Be sure to include an informative and pithy (concise and forcefully expressive) title and embed complementing media (video if possible, clear and interesting image, audio link, etc).
Citation standard. Let’s have a list of sources at the bottom. You can type “source:” with a colon after it. Then create a hyperlink to your actual source. If it is a book, create an interesting link associated with that book. You can be creative as long as the reader knows exactly what source you used. If it is an image, let’s type “photo credit” and then paste a hyperlink for the image.
A range: lucid, logical, sequential, includes a valuable source or resource. Well-written following rules of Standard English. 500 word range achieved in a concise and fluent manner. You also articulate well the skill you will require for your next intellectual step.
B range: there is a missing ingredient or prose contains issues of Standard English. Overall logic or sequence of ideas may need to be addressed.
C range: Length and other significant issues.
The following image was captured from our classroom Twitter Account (https://twitter.com/caisct_pbl) and resides in our shared Google Document, which is one of the many documents in our Shared Google Drive #PBL folder. Students are working in pairs on writing original history about three Connecticut women who served in the #SignalCorps Unit during World War I. Elizabeth Cobbs recently published an amazing book telling the national story of this untold chapter in American history. It’s titled, The Hello Girls. I suggest that you order it for your school library so that students can enjoy this topic when they encounter the usual WWI topics in the typical US History Survey approach. The current World War I commemorative process rightly celebrates this forgotten episode, and our class is trying to dig a little deeper into the aspects of Connecticut history that illuminates this important story. We call these moments in our #PBL approach: #CTUntold
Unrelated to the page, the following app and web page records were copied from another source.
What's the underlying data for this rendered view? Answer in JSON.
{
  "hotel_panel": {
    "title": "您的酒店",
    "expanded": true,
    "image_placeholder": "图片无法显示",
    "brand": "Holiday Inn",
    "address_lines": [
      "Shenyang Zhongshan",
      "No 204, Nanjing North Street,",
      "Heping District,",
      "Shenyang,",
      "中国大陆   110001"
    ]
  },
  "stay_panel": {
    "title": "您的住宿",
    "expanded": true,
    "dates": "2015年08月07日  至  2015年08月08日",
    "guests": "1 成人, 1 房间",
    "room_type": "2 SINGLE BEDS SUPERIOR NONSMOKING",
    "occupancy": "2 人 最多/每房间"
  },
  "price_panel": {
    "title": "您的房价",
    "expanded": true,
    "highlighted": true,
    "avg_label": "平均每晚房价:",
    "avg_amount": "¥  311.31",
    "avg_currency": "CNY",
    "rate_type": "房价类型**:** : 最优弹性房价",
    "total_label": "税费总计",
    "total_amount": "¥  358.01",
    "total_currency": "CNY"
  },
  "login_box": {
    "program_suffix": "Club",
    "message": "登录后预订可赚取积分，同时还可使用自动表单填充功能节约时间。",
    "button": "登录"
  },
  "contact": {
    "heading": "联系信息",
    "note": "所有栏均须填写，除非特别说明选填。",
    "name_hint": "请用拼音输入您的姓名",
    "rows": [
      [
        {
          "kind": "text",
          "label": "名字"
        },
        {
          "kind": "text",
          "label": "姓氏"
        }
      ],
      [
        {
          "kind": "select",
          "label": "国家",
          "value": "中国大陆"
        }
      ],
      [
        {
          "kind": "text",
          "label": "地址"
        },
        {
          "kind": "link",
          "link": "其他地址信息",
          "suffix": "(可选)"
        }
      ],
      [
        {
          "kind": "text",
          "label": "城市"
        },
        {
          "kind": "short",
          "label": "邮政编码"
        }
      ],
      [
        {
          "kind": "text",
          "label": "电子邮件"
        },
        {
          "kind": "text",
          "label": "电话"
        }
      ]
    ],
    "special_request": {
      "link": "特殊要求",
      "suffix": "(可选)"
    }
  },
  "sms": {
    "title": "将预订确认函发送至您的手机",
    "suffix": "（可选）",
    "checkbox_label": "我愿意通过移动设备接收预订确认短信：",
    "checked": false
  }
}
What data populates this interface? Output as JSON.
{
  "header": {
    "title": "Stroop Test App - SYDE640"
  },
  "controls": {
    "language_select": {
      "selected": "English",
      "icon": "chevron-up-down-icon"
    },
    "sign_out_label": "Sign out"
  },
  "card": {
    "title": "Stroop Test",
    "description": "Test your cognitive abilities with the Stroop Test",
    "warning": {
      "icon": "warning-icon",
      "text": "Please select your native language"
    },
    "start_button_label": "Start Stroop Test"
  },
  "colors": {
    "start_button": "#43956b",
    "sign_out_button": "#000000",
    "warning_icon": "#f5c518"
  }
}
Many colleagues ask me how I use Google Docs in class, and I think some are afraid to ask me how I use Twitter. Here’s a great moment to explain both.
There are four small groups writing history about this topic, and everyone is approaching the stage of a good rough draft. We then thought it would be good for students to see what kind of feedback they could receive from experts outside our classroom before I grade a draft. Some teachers call this a #flatclassroom (paste #flatclassroom into the search bar of any Twitter account) moment because we are using social media to reach beyond the traditional walls of a classroom for this educational and authentic connection. Here are drafts of Tweets that we are peer-editing together in class before each student Tweets it from the one classroom account. With a standard of lyric poetry and a zeal to write unwritten history, I set a high bar for a tweet in that the composer should reflect on audience and have clarity of expression as well as a specific question (inquiry drives history!) that will hopefully illicit more useful information. I have included screen shots of some of this process.
As an educator and English teacher, I find revising Tweets to be akin to collaborating on poetry. We really want to refine our communication and be sure our question is clear. The first screen shot is early in the process and students are still in the composing stage. That’s good because writing is a process. The second shot is a more revised version from our collaborative work in class. Of course, the most final draft is on the Twitter Account itself. You will see that we take a little time in the Twitter Account window that opens when one begins composing a tweet and revise there one last time! Then rubber hits the road and the real test of authentic writing occurs. Will anyone respond? Follow our work here: https://twitter.com/caisct_pbl
PS: I drafted this post after class, and before I hit the blue publish tab, The Connecticut Historical Society answered the students 26 minutes after they Tweeted! Wow! Get thee to Twitter, fellow educators. And model appropriate use, good manners, and excellent prose.